• DIRECTIONS
Copy each line below exactly.

*** PROVIDED RECORDS ***

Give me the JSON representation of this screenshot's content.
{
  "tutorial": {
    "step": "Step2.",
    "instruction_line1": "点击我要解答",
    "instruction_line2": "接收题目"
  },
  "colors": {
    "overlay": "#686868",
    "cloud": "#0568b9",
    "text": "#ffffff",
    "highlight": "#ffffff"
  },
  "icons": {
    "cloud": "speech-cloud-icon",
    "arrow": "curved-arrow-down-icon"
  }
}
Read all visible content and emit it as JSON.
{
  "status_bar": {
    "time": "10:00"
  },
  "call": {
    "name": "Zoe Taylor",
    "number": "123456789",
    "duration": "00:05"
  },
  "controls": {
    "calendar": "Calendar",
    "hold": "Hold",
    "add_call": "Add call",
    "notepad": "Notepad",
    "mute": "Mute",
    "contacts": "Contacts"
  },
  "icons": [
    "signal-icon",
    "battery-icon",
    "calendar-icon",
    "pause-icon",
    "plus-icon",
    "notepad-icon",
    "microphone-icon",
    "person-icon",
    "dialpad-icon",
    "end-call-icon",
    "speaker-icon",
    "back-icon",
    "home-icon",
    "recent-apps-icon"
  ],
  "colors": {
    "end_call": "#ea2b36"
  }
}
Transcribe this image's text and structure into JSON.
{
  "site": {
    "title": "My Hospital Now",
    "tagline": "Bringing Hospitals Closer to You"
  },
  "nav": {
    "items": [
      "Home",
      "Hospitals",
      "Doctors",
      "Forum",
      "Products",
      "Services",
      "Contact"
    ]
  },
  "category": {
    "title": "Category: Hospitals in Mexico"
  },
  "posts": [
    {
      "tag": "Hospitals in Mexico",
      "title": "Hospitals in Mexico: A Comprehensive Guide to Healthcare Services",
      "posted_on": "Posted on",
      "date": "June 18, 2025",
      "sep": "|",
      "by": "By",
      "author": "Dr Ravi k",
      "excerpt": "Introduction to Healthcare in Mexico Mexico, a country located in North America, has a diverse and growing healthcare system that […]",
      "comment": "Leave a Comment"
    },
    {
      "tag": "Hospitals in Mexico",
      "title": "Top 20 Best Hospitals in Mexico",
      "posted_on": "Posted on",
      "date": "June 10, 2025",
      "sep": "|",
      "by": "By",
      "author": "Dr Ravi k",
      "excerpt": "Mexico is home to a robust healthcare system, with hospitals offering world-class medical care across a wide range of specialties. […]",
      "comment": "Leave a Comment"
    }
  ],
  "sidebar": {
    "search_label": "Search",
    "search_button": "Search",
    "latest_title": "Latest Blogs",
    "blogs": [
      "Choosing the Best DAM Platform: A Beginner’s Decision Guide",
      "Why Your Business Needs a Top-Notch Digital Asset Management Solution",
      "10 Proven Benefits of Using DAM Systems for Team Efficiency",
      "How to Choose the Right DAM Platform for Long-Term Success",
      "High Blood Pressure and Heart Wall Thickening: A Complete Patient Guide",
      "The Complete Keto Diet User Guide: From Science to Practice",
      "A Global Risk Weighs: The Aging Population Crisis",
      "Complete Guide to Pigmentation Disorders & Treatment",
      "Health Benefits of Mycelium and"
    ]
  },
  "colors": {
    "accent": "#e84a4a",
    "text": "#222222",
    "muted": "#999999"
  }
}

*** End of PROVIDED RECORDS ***

• TASK SOLUTION
Give me the JSON representation of this screenshot's content.
{
  "tutorial": {
    "step": "Step2.",
    "instruction_line1": "点击我要解答",
    "instruction_line2": "接收题目"
  },
  "colors": {
    "overlay": "#686868",
    "cloud": "#0568b9",
    "text": "#ffffff",
    "highlight": "#ffffff"
  },
  "icons": {
    "cloud": "speech-cloud-icon",
    "arrow": "curved-arrow-down-icon"
  }
}
Read all visible content and emit it as JSON.
{
  "status_bar": {
    "time": "10:00"
  },
  "call": {
    "name": "Zoe Taylor",
    "number": "123456789",
    "duration": "00:05"
  },
  "controls": {
    "calendar": "Calendar",
    "hold": "Hold",
    "add_call": "Add call",
    "notepad": "Notepad",
    "mute": "Mute",
    "contacts": "Contacts"
  },
  "icons": [
    "signal-icon",
    "battery-icon",
    "calendar-icon",
    "pause-icon",
    "plus-icon",
    "notepad-icon",
    "microphone-icon",
    "person-icon",
    "dialpad-icon",
    "end-call-icon",
    "speaker-icon",
    "back-icon",
    "home-icon",
    "recent-apps-icon"
  ],
  "colors": {
    "end_call": "#ea2b36"
  }
}
Transcribe this image's text and structure into JSON.
{
  "site": {
    "title": "My Hospital Now",
    "tagline": "Bringing Hospitals Closer to You"
  },
  "nav": {
    "items": [
      "Home",
      "Hospitals",
      "Doctors",
      "Forum",
      "Products",
      "Services",
      "Contact"
    ]
  },
  "category": {
    "title": "Category: Hospitals in Mexico"
  },
  "posts": [
    {
      "tag": "Hospitals in Mexico",
      "title": "Hospitals in Mexico: A Comprehensive Guide to Healthcare Services",
      "posted_on": "Posted on",
      "date": "June 18, 2025",
      "sep": "|",
      "by": "By",
      "author": "Dr Ravi k",
      "excerpt": "Introduction to Healthcare in Mexico Mexico, a country located in North America, has a diverse and growing healthcare system that […]",
      "comment": "Leave a Comment"
    },
    {
      "tag": "Hospitals in Mexico",
      "title": "Top 20 Best Hospitals in Mexico",
      "posted_on": "Posted on",
      "date": "June 10, 2025",
      "sep": "|",
      "by": "By",
      "author": "Dr Ravi k",
      "excerpt": "Mexico is home to a robust healthcare system, with hospitals offering world-class medical care across a wide range of specialties. […]",
      "comment": "Leave a Comment"
    }
  ],
  "sidebar": {
    "search_label": "Search",
    "search_button": "Search",
    "latest_title": "Latest Blogs",
    "blogs": [
      "Choosing the Best DAM Platform: A Beginner’s Decision Guide",
      "Why Your Business Needs a Top-Notch Digital Asset Management Solution",
      "10 Proven Benefits of Using DAM Systems for Team Efficiency",
      "How to Choose the Right DAM Platform for Long-Term Success",
      "High Blood Pressure and Heart Wall Thickening: A Complete Patient Guide",
      "The Complete Keto Diet User Guide: From Science to Practice",
      "A Global Risk Weighs: The Aging Population Crisis",
      "Complete Guide to Pigmentation Disorders & Treatment",
      "Health Benefits of Mycelium and"
    ]
  },
  "colors": {
    "accent": "#e84a4a",
    "text": "#222222",
    "muted": "#999999"
  }
}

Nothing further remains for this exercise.